§ **Requirement**
All of the data goes into your copy exactly as written. Images do not.

§ **Available data**
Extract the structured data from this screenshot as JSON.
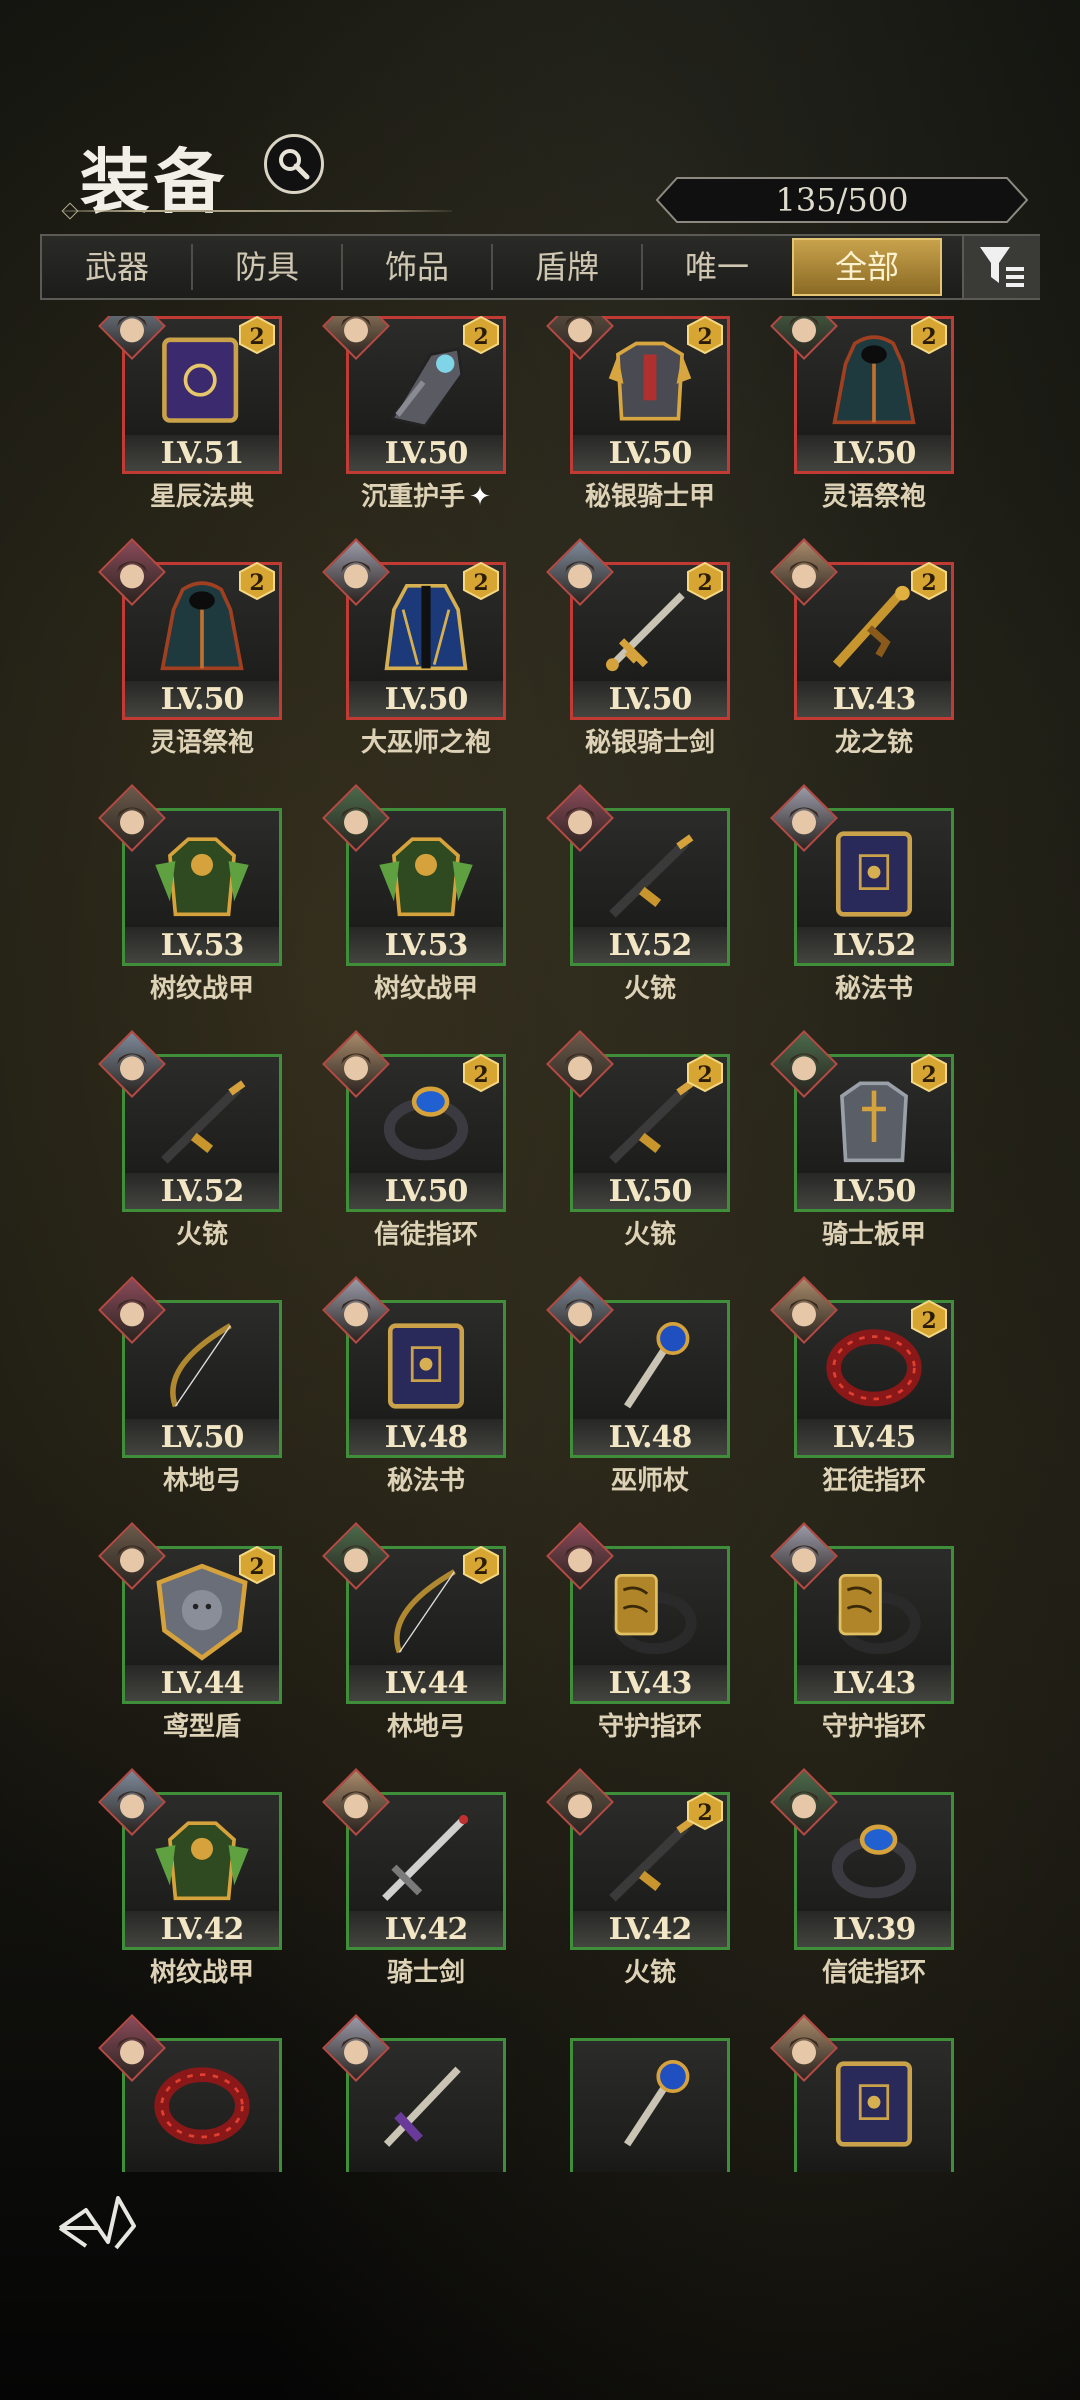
{
  "header": {
    "title": "装备",
    "capacity": "135/500"
  },
  "tabs": [
    {
      "label": "武器"
    },
    {
      "label": "防具"
    },
    {
      "label": "饰品"
    },
    {
      "label": "盾牌"
    },
    {
      "label": "唯一"
    },
    {
      "label": "全部"
    }
  ],
  "active_tab": "全部",
  "items": [
    {
      "name": "星辰法典",
      "level": "LV.51",
      "rarity": "red",
      "stars": "2",
      "icon": "purple-tome-icon"
    },
    {
      "name": "沉重护手",
      "level": "LV.50",
      "rarity": "red",
      "stars": "2",
      "icon": "gauntlet-icon",
      "marker": "✦"
    },
    {
      "name": "秘银骑士甲",
      "level": "LV.50",
      "rarity": "red",
      "stars": "2",
      "icon": "gold-plate-armor-icon"
    },
    {
      "name": "灵语祭袍",
      "level": "LV.50",
      "rarity": "red",
      "stars": "2",
      "icon": "dark-robe-icon"
    },
    {
      "name": "灵语祭袍",
      "level": "LV.50",
      "rarity": "red",
      "stars": "2",
      "icon": "dark-robe-icon"
    },
    {
      "name": "大巫师之袍",
      "level": "LV.50",
      "rarity": "red",
      "stars": "2",
      "icon": "archmage-robe-icon"
    },
    {
      "name": "秘银骑士剑",
      "level": "LV.50",
      "rarity": "red",
      "stars": "2",
      "icon": "gold-sword-icon"
    },
    {
      "name": "龙之铳",
      "level": "LV.43",
      "rarity": "red",
      "stars": "2",
      "icon": "dragon-gun-icon"
    },
    {
      "name": "树纹战甲",
      "level": "LV.53",
      "rarity": "green",
      "stars": "",
      "icon": "leaf-armor-icon"
    },
    {
      "name": "树纹战甲",
      "level": "LV.53",
      "rarity": "green",
      "stars": "",
      "icon": "leaf-armor-icon"
    },
    {
      "name": "火铳",
      "level": "LV.52",
      "rarity": "green",
      "stars": "",
      "icon": "musket-icon"
    },
    {
      "name": "秘法书",
      "level": "LV.52",
      "rarity": "green",
      "stars": "",
      "icon": "spellbook-icon"
    },
    {
      "name": "火铳",
      "level": "LV.52",
      "rarity": "green",
      "stars": "",
      "icon": "musket-icon"
    },
    {
      "name": "信徒指环",
      "level": "LV.50",
      "rarity": "green",
      "stars": "2",
      "icon": "blue-gem-ring-icon"
    },
    {
      "name": "火铳",
      "level": "LV.50",
      "rarity": "green",
      "stars": "2",
      "icon": "musket-icon"
    },
    {
      "name": "骑士板甲",
      "level": "LV.50",
      "rarity": "green",
      "stars": "2",
      "icon": "knight-plate-icon"
    },
    {
      "name": "林地弓",
      "level": "LV.50",
      "rarity": "green",
      "stars": "",
      "icon": "longbow-icon"
    },
    {
      "name": "秘法书",
      "level": "LV.48",
      "rarity": "green",
      "stars": "",
      "icon": "spellbook-icon"
    },
    {
      "name": "巫师杖",
      "level": "LV.48",
      "rarity": "green",
      "stars": "",
      "icon": "orb-staff-icon"
    },
    {
      "name": "狂徒指环",
      "level": "LV.45",
      "rarity": "green",
      "stars": "2",
      "icon": "red-ring-icon"
    },
    {
      "name": "鸢型盾",
      "level": "LV.44",
      "rarity": "green",
      "stars": "2",
      "icon": "lion-shield-icon"
    },
    {
      "name": "林地弓",
      "level": "LV.44",
      "rarity": "green",
      "stars": "2",
      "icon": "longbow-icon"
    },
    {
      "name": "守护指环",
      "level": "LV.43",
      "rarity": "green",
      "stars": "",
      "icon": "gold-band-ring-icon"
    },
    {
      "name": "守护指环",
      "level": "LV.43",
      "rarity": "green",
      "stars": "",
      "icon": "gold-band-ring-icon"
    },
    {
      "name": "树纹战甲",
      "level": "LV.42",
      "rarity": "green",
      "stars": "",
      "icon": "leaf-armor-icon"
    },
    {
      "name": "骑士剑",
      "level": "LV.42",
      "rarity": "green",
      "stars": "",
      "icon": "knight-sword-icon"
    },
    {
      "name": "火铳",
      "level": "LV.42",
      "rarity": "green",
      "stars": "2",
      "icon": "musket-icon"
    },
    {
      "name": "信徒指环",
      "level": "LV.39",
      "rarity": "green",
      "stars": "",
      "icon": "blue-gem-ring-icon"
    },
    {
      "name": "",
      "level": "",
      "rarity": "green",
      "stars": "",
      "icon": "red-ring-icon"
    },
    {
      "name": "",
      "level": "",
      "rarity": "green",
      "stars": "",
      "icon": "purple-sword-icon"
    },
    {
      "name": "",
      "level": "",
      "rarity": "green",
      "stars": "",
      "icon": "orb-staff-icon"
    },
    {
      "name": "",
      "level": "",
      "rarity": "green",
      "stars": "",
      "icon": "spellbook-icon"
    }
  ],
  "colors": {
    "rarity_red": "#c23a34",
    "rarity_green": "#3f8f3a",
    "active_tab_gold": "#c8a24c",
    "star_badge_gold": "#d7a531"
  }
}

§ **Answer box**
Extract the structured data from this screenshot as JSON.
{
  "header": {
    "title": "装备",
    "capacity": "135/500"
  },
  "tabs": [
    {
      "label": "武器"
    },
    {
      "label": "防具"
    },
    {
      "label": "饰品"
    },
    {
      "label": "盾牌"
    },
    {
      "label": "唯一"
    },
    {
      "label": "全部"
    }
  ],
  "active_tab": "全部",
  "items": [
    {
      "name": "星辰法典",
      "level": "LV.51",
      "rarity": "red",
      "stars": "2",
      "icon": "purple-tome-icon"
    },
    {
      "name": "沉重护手",
      "level": "LV.50",
      "rarity": "red",
      "stars": "2",
      "icon": "gauntlet-icon",
      "marker": "✦"
    },
    {
      "name": "秘银骑士甲",
      "level": "LV.50",
      "rarity": "red",
      "stars": "2",
      "icon": "gold-plate-armor-icon"
    },
    {
      "name": "灵语祭袍",
      "level": "LV.50",
      "rarity": "red",
      "stars": "2",
      "icon": "dark-robe-icon"
    },
    {
      "name": "灵语祭袍",
      "level": "LV.50",
      "rarity": "red",
      "stars": "2",
      "icon": "dark-robe-icon"
    },
    {
      "name": "大巫师之袍",
      "level": "LV.50",
      "rarity": "red",
      "stars": "2",
      "icon": "archmage-robe-icon"
    },
    {
      "name": "秘银骑士剑",
      "level": "LV.50",
      "rarity": "red",
      "stars": "2",
      "icon": "gold-sword-icon"
    },
    {
      "name": "龙之铳",
      "level": "LV.43",
      "rarity": "red",
      "stars": "2",
      "icon": "dragon-gun-icon"
    },
    {
      "name": "树纹战甲",
      "level": "LV.53",
      "rarity": "green",
      "stars": "",
      "icon": "leaf-armor-icon"
    },
    {
      "name": "树纹战甲",
      "level": "LV.53",
      "rarity": "green",
      "stars": "",
      "icon": "leaf-armor-icon"
    },
    {
      "name": "火铳",
      "level": "LV.52",
      "rarity": "green",
      "stars": "",
      "icon": "musket-icon"
    },
    {
      "name": "秘法书",
      "level": "LV.52",
      "rarity": "green",
      "stars": "",
      "icon": "spellbook-icon"
    },
    {
      "name": "火铳",
      "level": "LV.52",
      "rarity": "green",
      "stars": "",
      "icon": "musket-icon"
    },
    {
      "name": "信徒指环",
      "level": "LV.50",
      "rarity": "green",
      "stars": "2",
      "icon": "blue-gem-ring-icon"
    },
    {
      "name": "火铳",
      "level": "LV.50",
      "rarity": "green",
      "stars": "2",
      "icon": "musket-icon"
    },
    {
      "name": "骑士板甲",
      "level": "LV.50",
      "rarity": "green",
      "stars": "2",
      "icon": "knight-plate-icon"
    },
    {
      "name": "林地弓",
      "level": "LV.50",
      "rarity": "green",
      "stars": "",
      "icon": "longbow-icon"
    },
    {
      "name": "秘法书",
      "level": "LV.48",
      "rarity": "green",
      "stars": "",
      "icon": "spellbook-icon"
    },
    {
      "name": "巫师杖",
      "level": "LV.48",
      "rarity": "green",
      "stars": "",
      "icon": "orb-staff-icon"
    },
    {
      "name": "狂徒指环",
      "level": "LV.45",
      "rarity": "green",
      "stars": "2",
      "icon": "red-ring-icon"
    },
    {
      "name": "鸢型盾",
      "level": "LV.44",
      "rarity": "green",
      "stars": "2",
      "icon": "lion-shield-icon"
    },
    {
      "name": "林地弓",
      "level": "LV.44",
      "rarity": "green",
      "stars": "2",
      "icon": "longbow-icon"
    },
    {
      "name": "守护指环",
      "level": "LV.43",
      "rarity": "green",
      "stars": "",
      "icon": "gold-band-ring-icon"
    },
    {
      "name": "守护指环",
      "level": "LV.43",
      "rarity": "green",
      "stars": "",
      "icon": "gold-band-ring-icon"
    },
    {
      "name": "树纹战甲",
      "level": "LV.42",
      "rarity": "green",
      "stars": "",
      "icon": "leaf-armor-icon"
    },
    {
      "name": "骑士剑",
      "level": "LV.42",
      "rarity": "green",
      "stars": "",
      "icon": "knight-sword-icon"
    },
    {
      "name": "火铳",
      "level": "LV.42",
      "rarity": "green",
      "stars": "2",
      "icon": "musket-icon"
    },
    {
      "name": "信徒指环",
      "level": "LV.39",
      "rarity": "green",
      "stars": "",
      "icon": "blue-gem-ring-icon"
    },
    {
      "name": "",
      "level": "",
      "rarity": "green",
      "stars": "",
      "icon": "red-ring-icon"
    },
    {
      "name": "",
      "level": "",
      "rarity": "green",
      "stars": "",
      "icon": "purple-sword-icon"
    },
    {
      "name": "",
      "level": "",
      "rarity": "green",
      "stars": "",
      "icon": "orb-staff-icon"
    },
    {
      "name": "",
      "level": "",
      "rarity": "green",
      "stars": "",
      "icon": "spellbook-icon"
    }
  ],
  "colors": {
    "rarity_red": "#c23a34",
    "rarity_green": "#3f8f3a",
    "active_tab_gold": "#c8a24c",
    "star_badge_gold": "#d7a531"
  }
}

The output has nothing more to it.